▶ [WORK TO COMPLETE]:
Copy out each line of the data below in which "taahhüdü" appears.
SUPPLIED MATERIAL Start Marker
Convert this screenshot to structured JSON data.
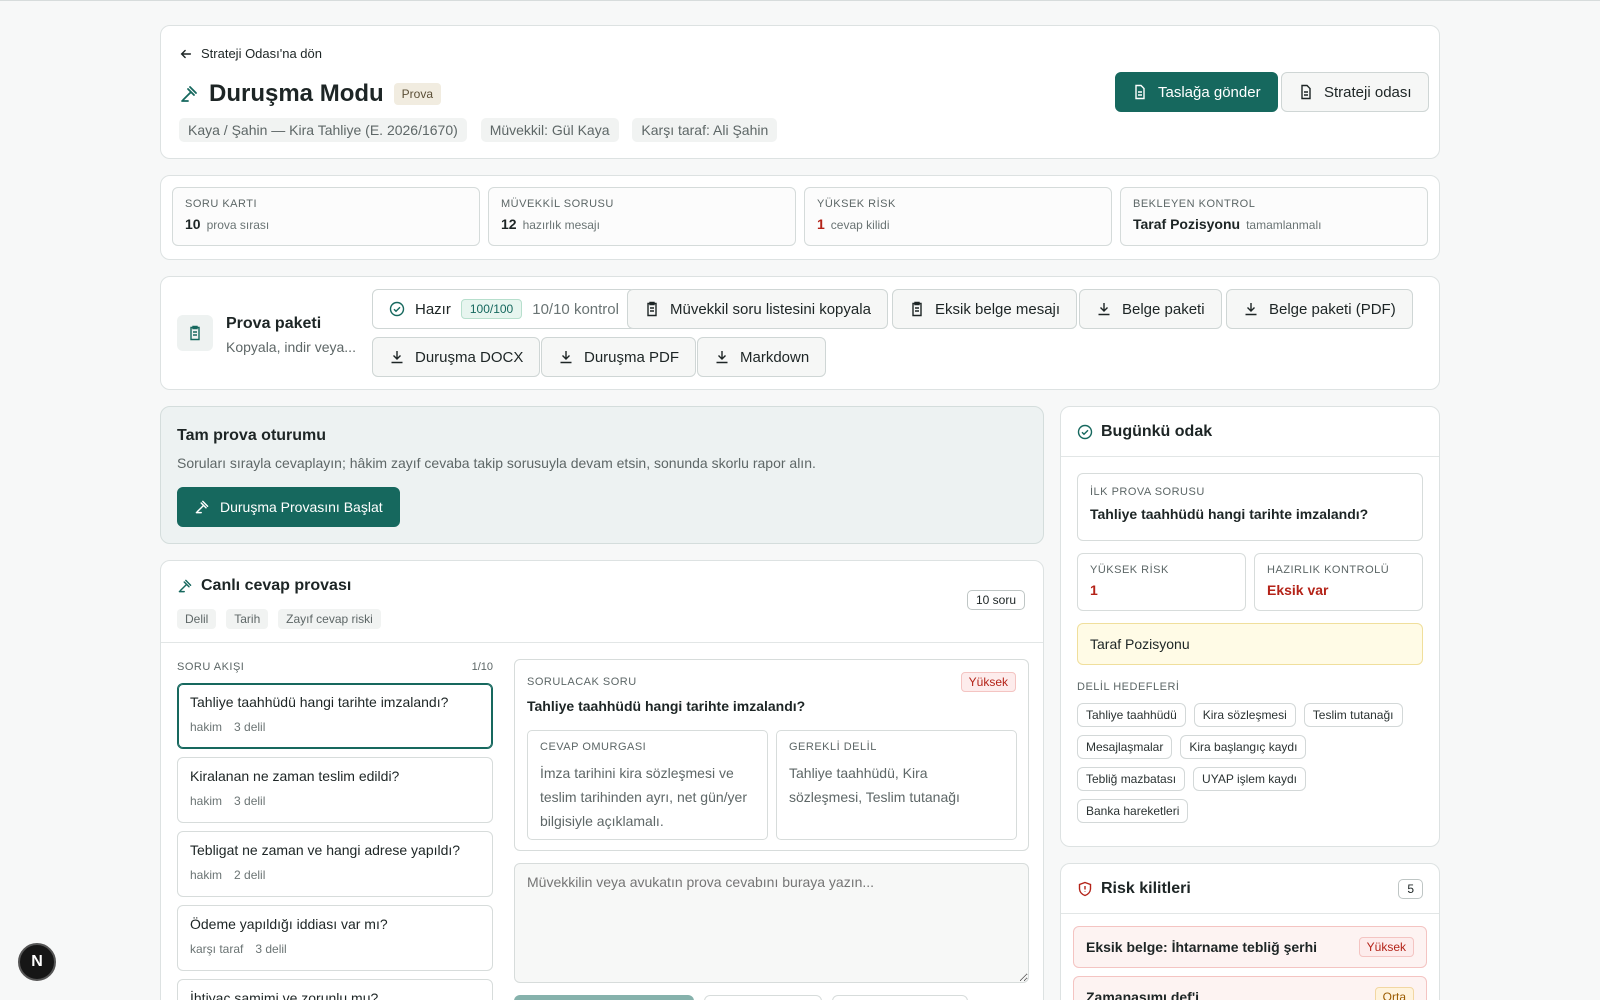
{
  "header": {
    "back_label": "Strateji Odası'na dön",
    "title": "Duruşma Modu",
    "badge": "Prova",
    "chips": [
      "Kaya / Şahin — Kira Tahliye (E. 2026/1670)",
      "Müvekkil: Gül Kaya",
      "Karşı taraf: Ali Şahin"
    ],
    "primary_btn": "Taslağa gönder",
    "secondary_btn": "Strateji odası"
  },
  "stats": [
    {
      "label": "SORU KARTI",
      "value": "10",
      "note": "prova sırası"
    },
    {
      "label": "MÜVEKKİL SORUSU",
      "value": "12",
      "note": "hazırlık mesajı"
    },
    {
      "label": "YÜKSEK RİSK",
      "value": "1",
      "note": "cevap kilidi"
    },
    {
      "label": "BEKLEYEN KONTROL",
      "value": "Taraf Pozisyonu",
      "note": "tamamlanmalı"
    }
  ],
  "package": {
    "title": "Prova paketi",
    "subtitle": "Kopyala, indir veya...",
    "ready_label": "Hazır",
    "score": "100/100",
    "checks": "10/10 kontrol",
    "buttons": [
      "Müvekkil soru listesini kopyala",
      "Eksik belge mesajı",
      "Belge paketi",
      "Belge paketi (PDF)",
      "Duruşma DOCX",
      "Duruşma PDF",
      "Markdown"
    ]
  },
  "session": {
    "title": "Tam prova oturumu",
    "desc": "Soruları sırayla cevaplayın; hâkim zayıf cevaba takip sorusuyla devam etsin, sonunda skorlu rapor alın.",
    "start_btn": "Duruşma Provasını Başlat"
  },
  "live": {
    "title": "Canlı cevap provası",
    "tags": [
      "Delil",
      "Tarih",
      "Zayıf cevap riski"
    ],
    "count": "10 soru",
    "flow_label": "SORU AKIŞI",
    "flow_pos": "1/10",
    "questions": [
      {
        "text": "Tahliye taahhüdü hangi tarihte imzalandı?",
        "who": "hakim",
        "evid": "3 delil"
      },
      {
        "text": "Kiralanan ne zaman teslim edildi?",
        "who": "hakim",
        "evid": "3 delil"
      },
      {
        "text": "Tebligat ne zaman ve hangi adrese yapıldı?",
        "who": "hakim",
        "evid": "2 delil"
      },
      {
        "text": "Ödeme yapıldığı iddiası var mı?",
        "who": "karşı taraf",
        "evid": "3 delil"
      },
      {
        "text": "İhtiyaç samimi ve zorunlu mu?",
        "who": "",
        "evid": ""
      }
    ],
    "ask_label": "SORULACAK SORU",
    "ask_risk": "Yüksek",
    "ask_text": "Tahliye taahhüdü hangi tarihte imzalandı?",
    "backbone_label": "CEVAP OMURGASI",
    "backbone_text": "İmza tarihini kira sözleşmesi ve teslim tarihinden ayrı, net gün/yer bilgisiyle açıklamalı.",
    "evidence_label": "GEREKLİ DELİL",
    "evidence_text": "Tahliye taahhüdü, Kira sözleşmesi, Teslim tutanağı",
    "answer_placeholder": "Müvekkilin veya avukatın prova cevabını buraya yazın..."
  },
  "focus": {
    "title": "Bugünkü odak",
    "first_label": "İLK PROVA SORUSU",
    "first_text": "Tahliye taahhüdü hangi tarihte imzalandı?",
    "risk_label": "YÜKSEK RİSK",
    "risk_value": "1",
    "check_label": "HAZIRLIK KONTROLÜ",
    "check_value": "Eksik var",
    "pending": "Taraf Pozisyonu",
    "targets_label": "DELİL HEDEFLERİ",
    "targets": [
      "Tahliye taahhüdü",
      "Kira sözleşmesi",
      "Teslim tutanağı",
      "Mesajlaşmalar",
      "Kira başlangıç kaydı",
      "Tebliğ mazbatası",
      "UYAP işlem kaydı",
      "Banka hareketleri"
    ]
  },
  "risks": {
    "title": "Risk kilitleri",
    "count": "5",
    "items": [
      {
        "text": "Eksik belge: İhtarname tebliğ şerhi",
        "level": "Yüksek"
      },
      {
        "text": "Zamanaşımı def'i",
        "level": "Orta"
      }
    ]
  },
  "fab_label": "N",
  "colors": {
    "accent": "#16685e",
    "danger": "#b42318"
  }
}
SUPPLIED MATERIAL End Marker
▶ [TASK SOLUTION]:
        "text": "Tahliye taahhüdü hangi tarihte imzalandı?",
    "ask_text": "Tahliye taahhüdü hangi tarihte imzalandı?",
    "evidence_text": "Tahliye taahhüdü, Kira sözleşmesi, Teslim tutanağı",
    "first_text": "Tahliye taahhüdü hangi tarihte imzalandı?",
      "Tahliye taahhüdü",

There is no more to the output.